Residents of historically redlined neighborhoods are more than twice as likely as their peers to visit emergency rooms for asthma, research finds.
For decades, redlining was used to justify discriminatory mortgage lending practices. And it may still be having an impact on the current health of affected communities, according to the study.
An analysis of eight California cities shows that redlined neighborhoods also exhibit significantly higher levels of diesel particulate matter in the air, the study finds.
“Redlining maps that were drawn 80 years ago, partially on the basis of race, are still predictive of not only who lives in a neighborhood, but also what kind of health problems they are experiencing,” says Anthony Nardone, a medical student in the University of California, Berkeley-University of California, San Francisco Joint Medical Program, who led the analysis. Nardone presented the work at the American Thoracic Society Conference in Dallas, Texas.
“Our study shows that, even though a policy gets eliminated or is recognized to be a poor choice, its effect can have impacts even many decades later,” says Neeta Thakur, an assistant professor of medicine at UC San Francisco and Nardone’s adviser. “We need to use that information to help us inform our current policies and thinking about what potential ramifications are down the road.”
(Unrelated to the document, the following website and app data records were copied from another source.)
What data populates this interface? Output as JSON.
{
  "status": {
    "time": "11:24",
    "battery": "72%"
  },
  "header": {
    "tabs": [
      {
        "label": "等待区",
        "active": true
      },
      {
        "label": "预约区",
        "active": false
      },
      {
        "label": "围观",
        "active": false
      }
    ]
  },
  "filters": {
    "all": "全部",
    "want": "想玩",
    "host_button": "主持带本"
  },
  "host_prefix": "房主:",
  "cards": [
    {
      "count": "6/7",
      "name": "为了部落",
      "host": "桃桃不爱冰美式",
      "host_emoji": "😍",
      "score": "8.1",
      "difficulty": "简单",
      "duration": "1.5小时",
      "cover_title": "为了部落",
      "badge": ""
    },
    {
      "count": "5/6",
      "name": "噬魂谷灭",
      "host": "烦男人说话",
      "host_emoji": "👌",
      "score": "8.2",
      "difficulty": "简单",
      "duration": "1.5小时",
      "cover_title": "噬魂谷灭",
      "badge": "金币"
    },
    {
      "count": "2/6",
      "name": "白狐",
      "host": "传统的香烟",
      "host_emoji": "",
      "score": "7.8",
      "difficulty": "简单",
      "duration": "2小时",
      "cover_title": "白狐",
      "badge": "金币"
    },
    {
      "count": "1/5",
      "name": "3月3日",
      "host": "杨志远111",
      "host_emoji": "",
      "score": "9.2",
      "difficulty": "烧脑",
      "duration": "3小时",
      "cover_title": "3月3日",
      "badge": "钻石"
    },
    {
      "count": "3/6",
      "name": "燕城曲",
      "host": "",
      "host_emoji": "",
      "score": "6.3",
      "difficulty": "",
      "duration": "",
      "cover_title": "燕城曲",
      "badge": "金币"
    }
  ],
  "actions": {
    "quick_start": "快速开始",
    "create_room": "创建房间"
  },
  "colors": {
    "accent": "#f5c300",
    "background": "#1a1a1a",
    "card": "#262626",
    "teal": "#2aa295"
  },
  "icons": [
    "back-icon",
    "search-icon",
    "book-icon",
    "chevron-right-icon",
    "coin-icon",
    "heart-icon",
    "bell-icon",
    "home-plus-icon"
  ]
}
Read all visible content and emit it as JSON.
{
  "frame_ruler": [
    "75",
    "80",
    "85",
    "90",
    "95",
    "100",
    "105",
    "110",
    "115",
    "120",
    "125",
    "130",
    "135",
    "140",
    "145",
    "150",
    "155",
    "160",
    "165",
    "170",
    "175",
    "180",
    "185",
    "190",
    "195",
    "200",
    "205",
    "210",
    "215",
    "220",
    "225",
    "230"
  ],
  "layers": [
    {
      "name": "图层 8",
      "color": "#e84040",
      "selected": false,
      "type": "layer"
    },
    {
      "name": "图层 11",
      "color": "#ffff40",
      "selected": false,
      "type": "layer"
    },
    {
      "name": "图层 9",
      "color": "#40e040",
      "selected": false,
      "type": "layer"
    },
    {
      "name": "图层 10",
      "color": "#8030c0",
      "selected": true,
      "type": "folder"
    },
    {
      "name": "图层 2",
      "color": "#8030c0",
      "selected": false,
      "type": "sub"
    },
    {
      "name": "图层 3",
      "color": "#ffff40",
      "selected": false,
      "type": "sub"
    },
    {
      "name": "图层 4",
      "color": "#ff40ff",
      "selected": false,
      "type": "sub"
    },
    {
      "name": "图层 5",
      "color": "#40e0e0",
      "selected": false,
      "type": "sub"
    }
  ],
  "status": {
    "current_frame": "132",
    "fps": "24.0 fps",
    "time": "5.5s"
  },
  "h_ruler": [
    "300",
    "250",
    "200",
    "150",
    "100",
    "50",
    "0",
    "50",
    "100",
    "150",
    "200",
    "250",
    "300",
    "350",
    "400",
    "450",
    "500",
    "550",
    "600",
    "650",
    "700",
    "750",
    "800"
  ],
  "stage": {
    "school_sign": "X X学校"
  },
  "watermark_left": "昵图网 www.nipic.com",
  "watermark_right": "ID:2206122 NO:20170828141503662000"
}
Redlining can be traced back to the Great Depression when, in response to overwhelming foreclosure rates, the Home Owners’ Loan Corporation (HOLC) classified neighborhoods in 239 US cities based on the perceived security of investments, from green being “lowest risk” to red being “highest risk.” These designations, which largely reflected the race and social class of neighborhood residents, were for years used as justification to deny home loans and other forms of investment to these communities.
Though these discriminatory lending practices are now illegal, and gentrification has affected the demographics of some redlined neighborhoods, they remain largely low-income and have a higher proportion of black and Hispanic populations than non-redlined communities, Nardone says.
Trips to the ER
To conduct the analysis, Nardone used historic redlining maps to determine the HOLC ratings for individual census tracts in San Francisco, San Jose, Oakland, Sacramento, Stockton, Fresno, Los Angeles, and San Diego. He then compared the ratings to air quality and health outcome data for each census tract in the CalEnviroScreen 3.0 database.
He found that residents of red or “high risk” neighborhoods visited the emergency room for asthma-related complaints 2.4 times more often than residents of green or “low risk” neighborhoods. Measures of diesel particulate matter in the air also averaged nearly twice as high in red neighborhoods compared to green neighborhoods.
“The persistence of the legacy of redlining, in terms of its current effect on asthma health care utilization, was striking,” says John Balmes, director of the UC Berkeley-UC San Francisco Joint Medical Program, who also advised Nardone on the project.
Social needs, not just air pollution
Though diesel particulate matter has been linked to asthma, the researchers emphasize that higher levels of air pollution in redlined neighborhoods may not be the only factor behind the disparity. The psychosocial stresses associated with living in neighborhoods that have been historically divested from—including poverty, high crime rates, and even poor political reputation—have also been linked to asthma and must be addressed in efforts to improve public health.
“If I had to say what’s the most important cause of health disparities in the US and around the world, it’s poverty,” says Balmes, who is also a UC Berkeley professor of environmental health sciences and a UC San Francisco professor of medicine.
“We can do things around the edges, like improve air pollution, which we’re doing in many places. But while air pollution is contributing, the fact that these are poor neighborhoods without as many social assets as other neighborhoods is the underlying problem. People need decent incomes and jobs and affordable housing, and until we address those important social needs, we are going to continue to have a problem with the legacy of redlining.”
The UC Berkeley-UC San Francisco Joint Medical Program and the National Heart Lung Blood Institute supported the work.
Source: UC Berkeley